In quantum field theory, the solution of the time evolution operator of the Schrodinger equation (in the interaction picture) is given by Dyson's series, which is used to calculate the S-matrix. Why ...
7
votes
1answer
416 views

Are identity types interpreted physically in an infinity-topos formulation of equations of motion?

In reference to Urs Schreibers paper/book on foundations of field theory Differential cohomology in a cohesive infinity-topos I wonder: are identity types there used "only" for the computations, or ...
1
vote
1answer
114 views

What is quark transverse momentum?

When you google my question you get something on the order of 400 000 results but none of them explains how it is defined (No I didn't check them all). I know what the words quarks, transverse and ...
2
votes
1answer
216 views

What to do with a $\phi$ term in a Lagrangian?

I am considering a Lagrangian that is of the following form: $$\mathcal{L}=-{1\over 2}\partial_\mu\phi\partial^\mu\phi+2\mu^2\phi^2+2\sqrt{6}{\mu^3\over \lambda}\phi + {9\mu^4\over 2\lambda} + ...
1
vote
0answers
68 views

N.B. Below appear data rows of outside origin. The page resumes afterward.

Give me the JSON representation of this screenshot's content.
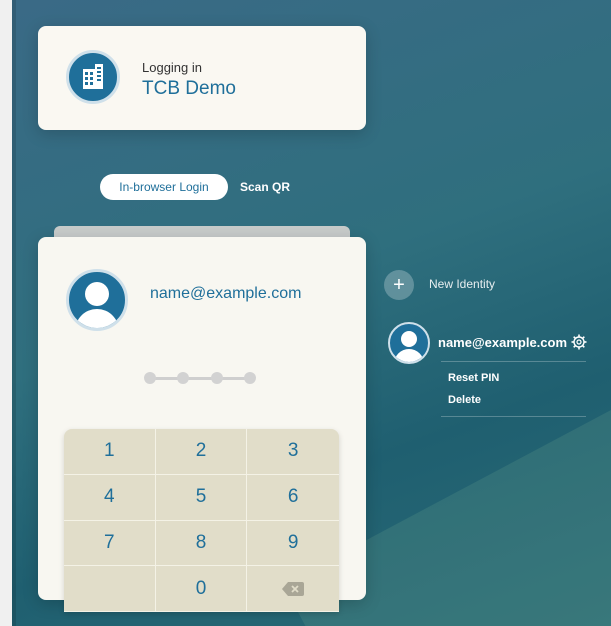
{
  "login_card": {
    "label": "Logging in",
    "organization": "TCB Demo",
    "org_icon": "building-icon"
  },
  "tabs": [
    {
      "label": "In-browser Login",
      "active": true
    },
    {
      "label": "Scan QR",
      "active": false
    }
  ],
  "pin_card": {
    "email": "name@example.com",
    "pin_length": 4,
    "keypad": [
      "1",
      "2",
      "3",
      "4",
      "5",
      "6",
      "7",
      "8",
      "9",
      "",
      "0",
      "backspace"
    ]
  },
  "sidebar": {
    "new_identity_label": "New Identity",
    "identity_email": "name@example.com",
    "menu": [
      "Reset PIN",
      "Delete"
    ]
  },
  "colors": {
    "accent": "#1f6f9a",
    "card_bg": "#faf8f2",
    "keypad_bg": "#e1ddc9",
    "background": "#2f6f7e"
  }
}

What is the definition of a charge-neutral operator?

What is the definition of a charge-neutral operator? I guess it means something like: it is invariant under charge conjugation. It that correct?
1
vote
0answers
353 views

Step in derivation of solution to Dirac equation for hydrogen

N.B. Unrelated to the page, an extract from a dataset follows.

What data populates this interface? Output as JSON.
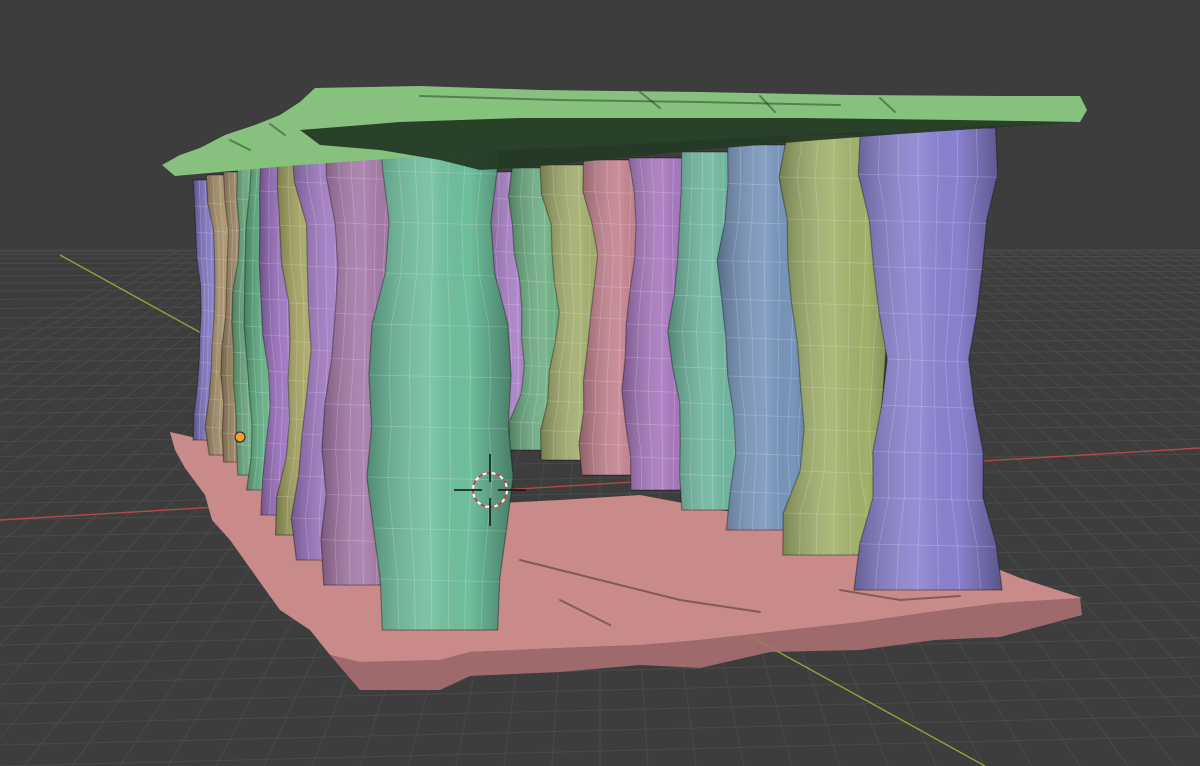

My text, when solving hydrogen in the Dirac equation, makes the claim $\varphi_{j m_j}^{(+)} = \frac{\mathbf{\sigma} \cdot \mathbf{x}}{r} \varphi_{j m_j}^{(-)}$ where $\varphi_{j m_j}^{(\pm)}$ are ...
12
votes
1answer
1k views

Understanding Weinberg's soft-photon theorem

The soft-photon theorem is the following statement due to Weinberg: Consider an amplitude ${\cal M}$ involving some incoming and some outgoing particles. Now, consider the same amplitude with an ...
14
votes
2answers
2k views

How to prove $(\gamma^\mu)^\dagger=\gamma^0\gamma^\mu\gamma^0$?

Studying the basics of spin-$\frac{1}{2}$ QFT, I encountered the gamma matrices. One important property is $(\gamma^5)^\dagger=\gamma^5$, the hermicity of $\gamma^5$. After some searching, I stumbled ...
2
votes
1answer
281 views

What is the nucleon axial charge?

Can someone point me to a short definition of what the nucleon axial charge is?
5
votes
0answers
232 views

What are the AdS/CFT papers which study the stringy effects in the bulk? [closed]

I would like to know of a list of pedagogical/classic/nice papers that study stringy effects in the bulk. May be a sequence which a student follows to understand the stringy nature that is at play.
2
votes
1answer
394 views

Feynman propagators for scalar fields

If there are few massless scalar field, are the propagators of those different massless scalar fields indistinguishable?
8
votes
1answer
743 views

Where does the divergence in the $g\phi^3$ $d=4$ 3 point one loop diagram (three external legs) come from?

$g\phi^3$ , $d=4$ , 3 point One loop diagram (three external legs) Divergence I am trying to find where the divergence factor/pole is on the following diagram in 4 dimensions so that I can use ...
8
votes
1answer
401 views

Causality for the Dirac Field

In Peskin & Schroeder page 54, they are trying to show how far they can take the idea of a commutator for the Dirac field instead of anti-commutator. To this end they are examining causality, ...